Eva and Eve: A Search for My Mother’s Lost Childhood and What a War Left Behind
By Julie Metz
Atria Books, 320 pp, $28
Intended as satire, “The City Without Jews” ended up as prophecy. Published in 1922, the novel imagines an antisemitic Austrian government mobilizing hundreds of boxcars to deport all of Vienna’s Jews. Though barely 10 percent of the city’s population, Jews – including Sigmund Freud, Karl Kraus, Joseph Roth, Arthur Schnitzler, Arnold Schoenberg. and Stefan Zweig – furnished its intellectual ferment. Without Jews, the novel’s city becomes a cultural desert. We know that the book struck a chord because it sold 250,000 copies in its first year and because its author, Hugo Bettauer, was murdered by a deranged Nazi.
A little more than a decade later, Vienna’s 200,000 Jews were being pressured to surrender their assets and leave, or else face death.

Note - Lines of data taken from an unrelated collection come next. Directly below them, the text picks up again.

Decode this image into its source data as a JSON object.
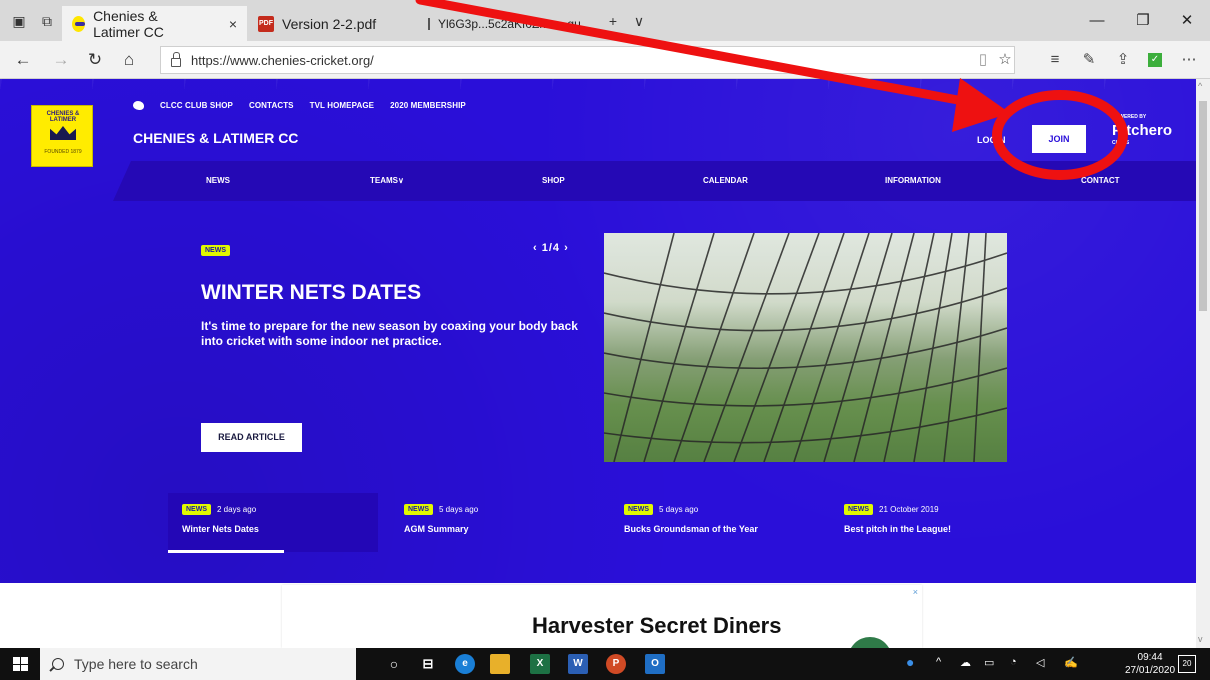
{
  "browser": {
    "tabs": [
      {
        "title": "Chenies & Latimer CC",
        "close": "×"
      },
      {
        "title": "Version 2-2.pdf"
      },
      {
        "title": "Yl6G3p...5c2aKf0Zkwa_gu"
      }
    ],
    "new_tab": "+",
    "tab_menu": "∨",
    "pdf_label": "PDF",
    "url": "https://www.chenies-cricket.org/",
    "window": {
      "minimize": "—",
      "restore": "❐",
      "close": "✕"
    }
  },
  "site": {
    "top_links": [
      "CLCC CLUB SHOP",
      "CONTACTS",
      "TVL HOMEPAGE",
      "2020 MEMBERSHIP"
    ],
    "club_name": "CHENIES & LATIMER CC",
    "logo": {
      "arc": "CHENIES & LATIMER",
      "founded": "FOUNDED 1879"
    },
    "login": "LOGIN",
    "join": "JOIN",
    "powered": {
      "small": "POWERED BY",
      "brand": "Pitchero",
      "tag": "CLUBS"
    },
    "nav": [
      "NEWS",
      "TEAMS∨",
      "SHOP",
      "CALENDAR",
      "INFORMATION",
      "CONTACT"
    ]
  },
  "hero": {
    "badge": "NEWS",
    "pager": "‹ 1/4 ›",
    "title": "WINTER NETS DATES",
    "description": "It's time to prepare for the new season by coaxing your body back into cricket with some indoor net practice.",
    "read_button": "READ ARTICLE"
  },
  "news_strip": [
    {
      "badge": "NEWS",
      "date": "2 days ago",
      "headline": "Winter Nets Dates"
    },
    {
      "badge": "NEWS",
      "date": "5 days ago",
      "headline": "AGM Summary"
    },
    {
      "badge": "NEWS",
      "date": "5 days ago",
      "headline": "Bucks Groundsman of the Year"
    },
    {
      "badge": "NEWS",
      "date": "21 October 2019",
      "headline": "Best pitch in the League!"
    }
  ],
  "ad": {
    "title": "Harvester Secret Diners",
    "close": "×"
  },
  "taskbar": {
    "search_placeholder": "Type here to search",
    "time": "09:44",
    "date": "27/01/2020",
    "notifications": "20"
  },
  "colors": {
    "hero": "#2a0fd9",
    "badge": "#e1f800",
    "annotation": "#ee1111"
  }
}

Twelve-year-old Eva Singer was one of the fortunate few who not only managed to get out of Austria alive but was also admitted into the United States. Six decades later, her American daughter, Julie Metz, embarked on a quest to understand Eva, whom she knew as Eve, the “steely, savvy, thrifty, pragmatic” New Yorker whom she as a teenager often quarreled with – just as Metz herself often quarreled with her own teenage daughter, Liz.

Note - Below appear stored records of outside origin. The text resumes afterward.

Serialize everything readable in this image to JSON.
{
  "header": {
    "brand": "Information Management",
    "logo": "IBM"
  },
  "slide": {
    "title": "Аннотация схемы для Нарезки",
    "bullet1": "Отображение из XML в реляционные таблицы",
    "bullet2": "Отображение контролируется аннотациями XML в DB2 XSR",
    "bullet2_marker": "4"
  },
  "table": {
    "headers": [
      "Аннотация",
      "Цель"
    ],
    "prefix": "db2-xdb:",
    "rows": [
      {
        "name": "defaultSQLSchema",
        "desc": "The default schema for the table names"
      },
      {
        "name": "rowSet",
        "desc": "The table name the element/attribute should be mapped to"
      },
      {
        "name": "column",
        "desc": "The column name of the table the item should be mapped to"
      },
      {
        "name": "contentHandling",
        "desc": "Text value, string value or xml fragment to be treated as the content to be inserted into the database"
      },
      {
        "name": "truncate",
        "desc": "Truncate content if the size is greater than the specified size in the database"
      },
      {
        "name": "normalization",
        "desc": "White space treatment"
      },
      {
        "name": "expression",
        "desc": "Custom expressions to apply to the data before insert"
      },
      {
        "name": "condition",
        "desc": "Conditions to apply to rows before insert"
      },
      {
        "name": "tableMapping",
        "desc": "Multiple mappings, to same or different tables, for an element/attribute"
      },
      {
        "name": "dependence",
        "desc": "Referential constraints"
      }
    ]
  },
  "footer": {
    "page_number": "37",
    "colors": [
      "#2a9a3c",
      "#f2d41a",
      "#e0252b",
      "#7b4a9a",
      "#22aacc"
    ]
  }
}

Metz’s fascination with a keepsake book she finds in her mother’s drawer send her on a mission to track down traces of a life that ended, with cancer, in 2006. She reconstructs Jewish Vienna in the 1930s, its destruction after the Anschluss, and the hardships of migration. She offers a portrait of Upper West Side Eve, an American citizen who balances her roles as wife, mother, and formidable art director at Simon & Schuster, the same house that publishes Metz’s own book.
Metz’s talent as a detective was already evident in “Perfection,” a 2009 memoir that begins when Henry, her husband of 12 years, collapses on the kitchen floor, felled by a pulmonary embolism. Still reeling from the shock of his unexpected death, she follows one clue after another to learn the full extent of Henry’s secret adulterous life. Her investigations into how and why Eva became Eve will lead her to unexpected discoveries, often from serendipitous sources.
“It was a full life and a good life,” she says of Eva’s childhood in Vienna. “Until it wasn’t.” Her father Julius ran a paper products factory successful enough to support his wife Anna and his children Fritz, Dolfi, and Eva in comfort. He “identified as Viennese, Austrian, and Jewish in that order.” However, after Germany annexed Austria, that became an unacceptable combination. When a Nazi neighbor threatened Fritz and Dolfi, Julius shipped his sons off to England. Eva insisted on staying behind with her parents. But when Aryanization decrees forced Julius to give up his business, the three were in deadly peril. With assistance from Julius’s foreman, a U.S. consular official, and others, they were able to make their way from Vienna to Trieste and then to New York.
Most Viennese Jews were not as fortunate.
Metz journeys to Vienna to see for herself the family’s apartment building and Julius’s paper factory. She is aided by Austrian guides and archivists who regard helping her as a way of doing penance for their nation’s crimes. She describes photographs she finds, but when relevant ones are not available, she begins an elaborate description with the phrase “In a photograph that does not exist.” She imagines details of the fateful meeting that the U.S. vice consul conducted with Julius and Anna, as well as of the long walk the family took from their apartment to the train station en route to exile.
Metz notes that she was raised without any religious education and proves it when she inaccurately refers to Hasidism as “a nineteenth-century fundamentalist emergence.” But she is proud of her secular Jewish heritage and indignant when an Orthodox rabbi she encounters in Trieste shows no interest in Reform Jews. “There was not just one way to be Jewish,” she insists. She remains acutely aware that her family’s Jewishness forced Eva to become Eve but might very well have turned her into a corpse instead.
Appalled at the contemporary resurgence of nativism in Europe and the United States, Metz warns that: “The current era of anti-immigrant fervor was as harsh as the xenophobic time of Eva’s childhood.” Nevertheless, like the feisty New Yorker that Eva became, Metz insists that “there’s a sense of turning a corner toward a more just society.” May that corner not open onto another dead end.
In search of a story of Jewish Vienna, a daughter becomes a detective
Steven G. Kellman is the author of “Redemption: The Life of Henry Roth” (Norton), “Nimble Tongues: Studies in Literary Translingualism” (Purdue), and “Rambling Prose” (Trinity).